We spend roughly six seconds out of every minute in what cognitive scientists call “blinking suppression”—a feedback loop that works to inhibit our awareness of having our eyes closed. Our minds suppress our blinking awareness, because blinks are a nuisance, a burden; they interrupt the flow of of our vision. We cannot go about our daily lives with co-workers popping their heads in to ask questions every few seconds (even if that is what they do). Vision is no different. And vision, as it turns out, is very valuable to our cognition.
Neuroscientists estimate that as much as ⅔ of our brains’ activity is associated with vision. While there are some semantics to this estimate, even if our brains’ dedicated ½ of their resources to vision, that certainly qualifies as a valued focus. Yet, we spend 10% of our waking hours with our eyes closed, not seeing anything—blind.
During a two hour movie, there are twelve minutes that we never see. Poof—gone with the wind! And we’re none the wiser. Our brains pretend that we saw the whole thing. Not only are we unaware of what we’re missing, but we’re better for it.
Without tears, eyes dry to the point of irritation, pain, and even permanent damage. The lacrimal gland (sitting just behind the eyebrow) has one primary role—to produces tears to keep our eyes hydrated and functioning. Maybe the lacrimal gland and blinking are the silent heroes of this story. Vision may get all the glory, but what is visual processing if there’s no visual input?
There are other silent heroes in our lives, namely “boredom.” Most of us spend more than ⅔ of our time awake (and nearly all of that time doing something). Silence must be filled with music, podcasts, or video. Sitting quietly, not doing anything has become an affront to modern life. Try it and a person gets agitated; their gaze darting, looking for something, anything that might distract them from the painful state of not doing.
But remember, just as our eyes require periodic rest, so do we. It is important to pause, take stock, and not do. If we spend 10% of our time blind, perhaps we should spend at least that much bored. Six minutes per hour is all it would require.
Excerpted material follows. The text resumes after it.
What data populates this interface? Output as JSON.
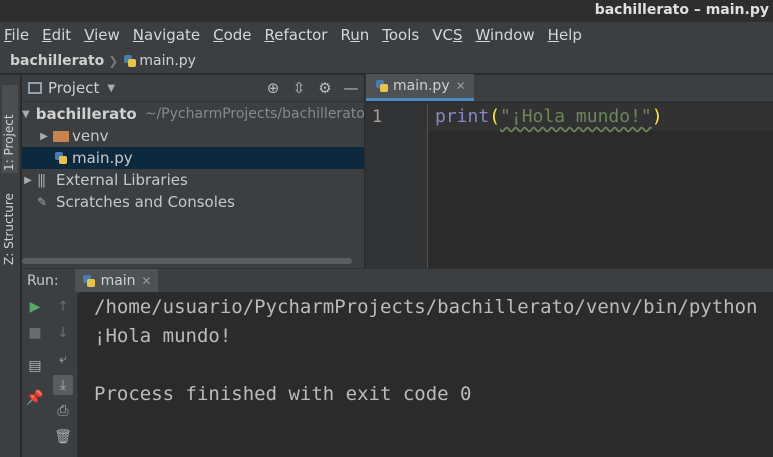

And on that note, it’s time to stop, put the screens away, and close our eyes.
Nakano, Tamami, et al. “Synchronization of spontaneous eyeblinks while viewing video stories.” Proceedings of the Royal Society of London B: Biological Sciences (2009): rspb20090828. Source